EXERCISE DIRECTIONS >> Please output the lines shown below exactly as they appear.

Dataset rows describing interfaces
──────

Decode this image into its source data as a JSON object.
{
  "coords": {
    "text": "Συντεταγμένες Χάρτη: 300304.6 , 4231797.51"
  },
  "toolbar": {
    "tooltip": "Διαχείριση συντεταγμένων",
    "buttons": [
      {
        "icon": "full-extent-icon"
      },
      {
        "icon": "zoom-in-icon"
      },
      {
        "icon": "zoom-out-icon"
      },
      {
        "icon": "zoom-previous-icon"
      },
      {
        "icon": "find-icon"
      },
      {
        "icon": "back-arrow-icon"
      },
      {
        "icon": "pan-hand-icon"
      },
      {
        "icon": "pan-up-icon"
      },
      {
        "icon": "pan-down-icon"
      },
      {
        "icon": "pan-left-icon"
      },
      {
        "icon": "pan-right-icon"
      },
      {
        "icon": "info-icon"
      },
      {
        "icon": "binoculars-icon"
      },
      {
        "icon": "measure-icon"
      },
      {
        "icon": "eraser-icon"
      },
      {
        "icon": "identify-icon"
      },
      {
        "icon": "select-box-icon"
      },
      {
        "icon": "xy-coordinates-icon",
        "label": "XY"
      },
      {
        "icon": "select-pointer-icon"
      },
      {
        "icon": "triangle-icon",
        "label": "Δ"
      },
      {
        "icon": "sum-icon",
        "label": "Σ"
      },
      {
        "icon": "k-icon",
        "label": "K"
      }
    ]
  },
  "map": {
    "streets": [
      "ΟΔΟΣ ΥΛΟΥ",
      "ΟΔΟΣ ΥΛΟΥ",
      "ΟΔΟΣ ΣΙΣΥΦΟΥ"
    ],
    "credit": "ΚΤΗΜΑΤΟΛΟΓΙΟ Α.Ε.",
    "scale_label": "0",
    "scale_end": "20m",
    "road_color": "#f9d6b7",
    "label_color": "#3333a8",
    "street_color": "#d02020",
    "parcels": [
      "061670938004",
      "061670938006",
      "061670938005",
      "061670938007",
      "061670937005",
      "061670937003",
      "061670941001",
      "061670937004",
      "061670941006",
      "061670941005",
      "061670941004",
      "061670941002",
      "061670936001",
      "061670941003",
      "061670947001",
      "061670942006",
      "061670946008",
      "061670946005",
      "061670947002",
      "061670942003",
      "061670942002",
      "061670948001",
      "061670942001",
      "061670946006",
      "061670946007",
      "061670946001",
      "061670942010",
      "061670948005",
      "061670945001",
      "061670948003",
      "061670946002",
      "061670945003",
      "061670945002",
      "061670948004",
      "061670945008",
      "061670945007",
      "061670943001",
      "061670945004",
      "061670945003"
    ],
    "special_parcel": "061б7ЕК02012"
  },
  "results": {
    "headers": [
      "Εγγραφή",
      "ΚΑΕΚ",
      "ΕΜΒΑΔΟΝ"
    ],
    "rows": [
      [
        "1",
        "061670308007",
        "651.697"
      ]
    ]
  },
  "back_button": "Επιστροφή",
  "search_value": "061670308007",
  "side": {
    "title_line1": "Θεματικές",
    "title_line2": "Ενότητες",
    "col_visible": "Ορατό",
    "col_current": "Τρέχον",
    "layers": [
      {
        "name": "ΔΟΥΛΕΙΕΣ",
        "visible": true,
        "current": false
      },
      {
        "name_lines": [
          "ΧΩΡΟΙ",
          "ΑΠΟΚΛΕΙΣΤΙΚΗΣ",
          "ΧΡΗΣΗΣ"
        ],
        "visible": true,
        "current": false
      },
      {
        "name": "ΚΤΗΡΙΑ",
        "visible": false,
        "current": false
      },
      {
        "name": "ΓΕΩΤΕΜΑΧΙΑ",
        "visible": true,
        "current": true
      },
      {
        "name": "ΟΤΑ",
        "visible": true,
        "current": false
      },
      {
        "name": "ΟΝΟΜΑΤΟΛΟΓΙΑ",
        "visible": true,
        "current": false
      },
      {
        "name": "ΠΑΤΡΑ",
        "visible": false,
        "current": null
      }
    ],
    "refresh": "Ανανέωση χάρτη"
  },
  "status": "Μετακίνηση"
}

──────

RESULT FOR THIS EXERCISE >>
Decode this image into its source data as a JSON object.
{
  "coords": {
    "text": "Συντεταγμένες Χάρτη: 300304.6 , 4231797.51"
  },
  "toolbar": {
    "tooltip": "Διαχείριση συντεταγμένων",
    "buttons": [
      {
        "icon": "full-extent-icon"
      },
      {
        "icon": "zoom-in-icon"
      },
      {
        "icon": "zoom-out-icon"
      },
      {
        "icon": "zoom-previous-icon"
      },
      {
        "icon": "find-icon"
      },
      {
        "icon": "back-arrow-icon"
      },
      {
        "icon": "pan-hand-icon"
      },
      {
        "icon": "pan-up-icon"
      },
      {
        "icon": "pan-down-icon"
      },
      {
        "icon": "pan-left-icon"
      },
      {
        "icon": "pan-right-icon"
      },
      {
        "icon": "info-icon"
      },
      {
        "icon": "binoculars-icon"
      },
      {
        "icon": "measure-icon"
      },
      {
        "icon": "eraser-icon"
      },
      {
        "icon": "identify-icon"
      },
      {
        "icon": "select-box-icon"
      },
      {
        "icon": "xy-coordinates-icon",
        "label": "XY"
      },
      {
        "icon": "select-pointer-icon"
      },
      {
        "icon": "triangle-icon",
        "label": "Δ"
      },
      {
        "icon": "sum-icon",
        "label": "Σ"
      },
      {
        "icon": "k-icon",
        "label": "K"
      }
    ]
  },
  "map": {
    "streets": [
      "ΟΔΟΣ ΥΛΟΥ",
      "ΟΔΟΣ ΥΛΟΥ",
      "ΟΔΟΣ ΣΙΣΥΦΟΥ"
    ],
    "credit": "ΚΤΗΜΑΤΟΛΟΓΙΟ Α.Ε.",
    "scale_label": "0",
    "scale_end": "20m",
    "road_color": "#f9d6b7",
    "label_color": "#3333a8",
    "street_color": "#d02020",
    "parcels": [
      "061670938004",
      "061670938006",
      "061670938005",
      "061670938007",
      "061670937005",
      "061670937003",
      "061670941001",
      "061670937004",
      "061670941006",
      "061670941005",
      "061670941004",
      "061670941002",
      "061670936001",
      "061670941003",
      "061670947001",
      "061670942006",
      "061670946008",
      "061670946005",
      "061670947002",
      "061670942003",
      "061670942002",
      "061670948001",
      "061670942001",
      "061670946006",
      "061670946007",
      "061670946001",
      "061670942010",
      "061670948005",
      "061670945001",
      "061670948003",
      "061670946002",
      "061670945003",
      "061670945002",
      "061670948004",
      "061670945008",
      "061670945007",
      "061670943001",
      "061670945004",
      "061670945003"
    ],
    "special_parcel": "061б7ЕК02012"
  },
  "results": {
    "headers": [
      "Εγγραφή",
      "ΚΑΕΚ",
      "ΕΜΒΑΔΟΝ"
    ],
    "rows": [
      [
        "1",
        "061670308007",
        "651.697"
      ]
    ]
  },
  "back_button": "Επιστροφή",
  "search_value": "061670308007",
  "side": {
    "title_line1": "Θεματικές",
    "title_line2": "Ενότητες",
    "col_visible": "Ορατό",
    "col_current": "Τρέχον",
    "layers": [
      {
        "name": "ΔΟΥΛΕΙΕΣ",
        "visible": true,
        "current": false
      },
      {
        "name_lines": [
          "ΧΩΡΟΙ",
          "ΑΠΟΚΛΕΙΣΤΙΚΗΣ",
          "ΧΡΗΣΗΣ"
        ],
        "visible": true,
        "current": false
      },
      {
        "name": "ΚΤΗΡΙΑ",
        "visible": false,
        "current": false
      },
      {
        "name": "ΓΕΩΤΕΜΑΧΙΑ",
        "visible": true,
        "current": true
      },
      {
        "name": "ΟΤΑ",
        "visible": true,
        "current": false
      },
      {
        "name": "ΟΝΟΜΑΤΟΛΟΓΙΑ",
        "visible": true,
        "current": false
      },
      {
        "name": "ΠΑΤΡΑ",
        "visible": false,
        "current": null
      }
    ],
    "refresh": "Ανανέωση χάρτη"
  },
  "status": "Μετακίνηση"
}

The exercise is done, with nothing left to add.